  • 21. ReferencesALA – American Literacy Association. (2011). Information literacy for faculty and administrators. Retrieved from: http://www.ala.org/acrl/issues/infolit/overview/faculty/faculty#know Beck, S. (2009). The good, the bad, and the ugly: Why it's a good idea to evaluate web sources. Retrieved from: http://www.lib.vt.edu/instruct/evaluate/ Burg, B., Gilroy, S., Heath, K., Herron, J., Jehn, T., Orban, K., Rosenzweig, J., Ryan, S., Sommers, N., Sutherland, S., & Zakarin, B. (2007). Writing with internet sources.
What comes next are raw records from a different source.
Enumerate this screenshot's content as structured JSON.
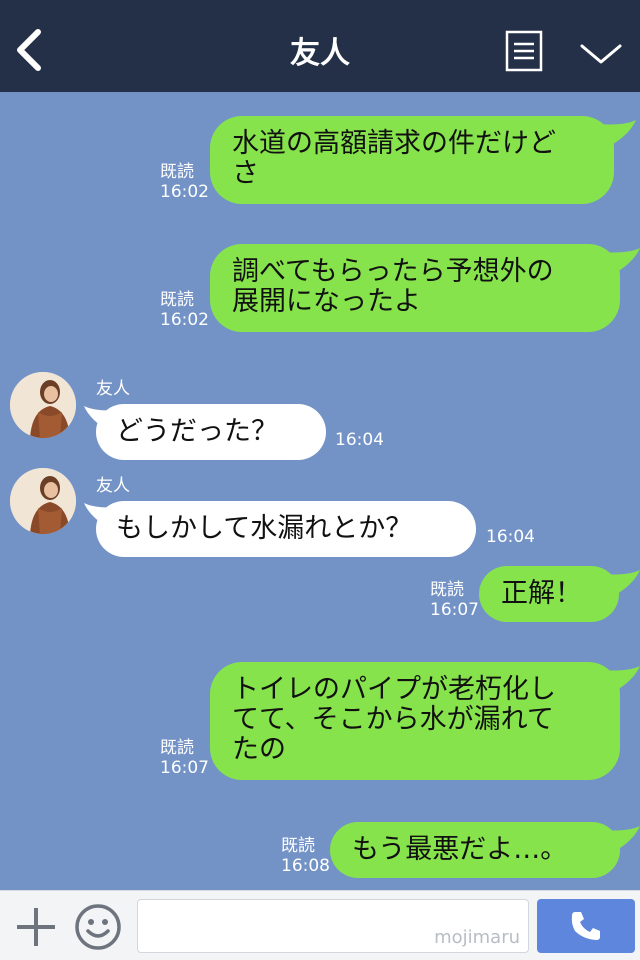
{
  "header": {
    "title": "友人",
    "back_icon": "chevron-left-icon",
    "menu_icon": "notes-icon",
    "collapse_icon": "chevron-down-icon"
  },
  "messages": [
    {
      "side": "me",
      "text_lines": [
        "水道の高額請求の件だけど",
        "さ"
      ],
      "read": "既読",
      "time": "16:02"
    },
    {
      "side": "me",
      "text_lines": [
        "調べてもらったら予想外の",
        "展開になったよ"
      ],
      "read": "既読",
      "time": "16:02"
    },
    {
      "side": "them",
      "sender": "友人",
      "text": "どうだった？",
      "time": "16:04"
    },
    {
      "side": "them",
      "sender": "友人",
      "text": "もしかして水漏れとか？",
      "time": "16:04"
    },
    {
      "side": "me",
      "text_lines": [
        "正解！"
      ],
      "read": "既読",
      "time": "16:07"
    },
    {
      "side": "me",
      "text_lines": [
        "トイレのパイプが老朽化し",
        "てて、そこから水が漏れて",
        "たの"
      ],
      "read": "既読",
      "time": "16:07"
    },
    {
      "side": "me",
      "text_lines": [
        "もう最悪だよ…。"
      ],
      "read": "既読",
      "time": "16:08"
    }
  ],
  "footer": {
    "input_placeholder": "",
    "watermark": "mojimaru",
    "plus_icon": "plus-icon",
    "emoji_icon": "smiley-icon",
    "send_icon": "phone-icon"
  },
  "colors": {
    "header_bg": "#243048",
    "chat_bg": "#7393c7",
    "my_bubble": "#86e34c",
    "their_bubble": "#ffffff",
    "send_button": "#5e86dc"
  }
}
Retrieved from: http://isites.harvard.edu/fs/docs/icb.topic500638.files/Writing_with_Internet_ Sources.pdf Feijoo, A. (2005). Finding and evaluation information on the internet. Retrieved from: http://www.advocatesforyouth.org/publications/publications-a- z/490-finding-and-evaluating-information-on-the-internet Glasbergen, R. (2013). Cartoons. Retrieved from: www.google.com Images. (2010). Microsoft Office 2010 ClipArt. Images2. (2013). Search image. Retrieved from: http://www.pagetrafficbuzz.com/reasons-online-searching- identified-aboutcom/11295/ Images3. (2013). Information literacy. Retrieved from: http://www.beloit.edu/library/infolit/ Images4. (2012). Cartoon. Retrieved from: http://dborck.wordpress.com/category/research/ Images5. (2013). Internet sources. Retrieved from: http://www.synergysites.com/services/
  • 22. Images6. (2013). Critical thinking. Retrieved from: http://www.behance.net/gallery/Critical-Thinking-Posters/771250 Images7. (2013). Social bookmarking. Retrieved from: http://www.seo- alchemy.com/social-bookmarks-contextual-wiki-links/ Images8. (2013). Primary sources. Retrieved from: http://guides.lib.purdue.edu/content.php?pid=282374&sid=2324827 Images9. (2013). Primary sources. Retrieved from: http://www.lib.msu.edu/exhibits/primesource/ Images10. (2004). Effective researching. Retrieved from: http://www.kyvl.org/kids/homebase.html Information Literacy. (2011). Information literacy. Retrieved from: http://www.webs.uidaho.edu/info_literacy/ Information Literacy. (2013). Information literacy at beloit college. Retrieved from: http://www.beloit.edu/library/infolit/ Information Sources. (n.d.). Strategies for identifying information sources. Retrieved from: http://info-skills.lib.vt.edu/selecting_info/7.html Kelly, T. (1999). Whales in the minnesota river. Retrieved from: http://www.nytimes.com/library/tech/99/03/circuits/articles/04trut.html#1 Owen, L. (2012). Can you trust that link? Retrieved from: http://internetsafety.trendmicro.com/can-you-trust-that-link Primary Sources. (n.d.). Why are primary sources important? Retrieved from: http://www.gale.cengage.com/
  • 23. Primary Sources. (2008). What are primary sources? Retrieved from: http://www.yale.edu/collections_collaborative/primarysources/primarysources.ht ml Research Skills for Education. (2013). Identifying information sources. Retrieved from: http://rmit.libguides.com/content.php?pid=4587&sid=28111 RSS Feeds. (2012). RSS feeds. Retrieved from: http://www.culpeperchamber.com/chamber/RSSFeeds.asp Smith, F. (2007). Games for teaching information literacy skills. Retrieved from: http://www.webpages.uidaho.edu/~mbolin/f-smith.htm Social Bookmarking. (2013). Top 15 most popular social bookmarking website. Retrieved from: http://www.ebizmba.com/articles/social-bookmarking-websites Spitzer, K., Eisenbert, M., & Lowe, C. (1998). Information literacy: Essential skills for the information age. Retrieved from: http://www.eric.ed.gov/PDFS/ED427780.pdf Steiner, P. (1993). Cartoon – The new yorker. Retrieved from: http://valenciacollege.edu/library/wp/additional/Evaluating_Web_Sites/ Stern, C. (2003). Quote. Retrieved from: http://infolit.org/about-the- nfil/nfil-champions/#sthash.THI1ANxs.dpuf SubmitWagon. (2012). Social bookmarking. Retrieved from: http://www.submitwagon.co.uk/Social-Bookmarking- Service.html#sthash.niDcf2aK.dpuf USD – University of South Dakota. (2013). Why it is important for you to acquire research skills? http://www.usd.edu/library/information-literacy-research-skills-page-2.cfm Wordle. (2013). Graphic. Created using http://wordle.net
  • 24. A Little Internet Humor (Glasbergen, 2013)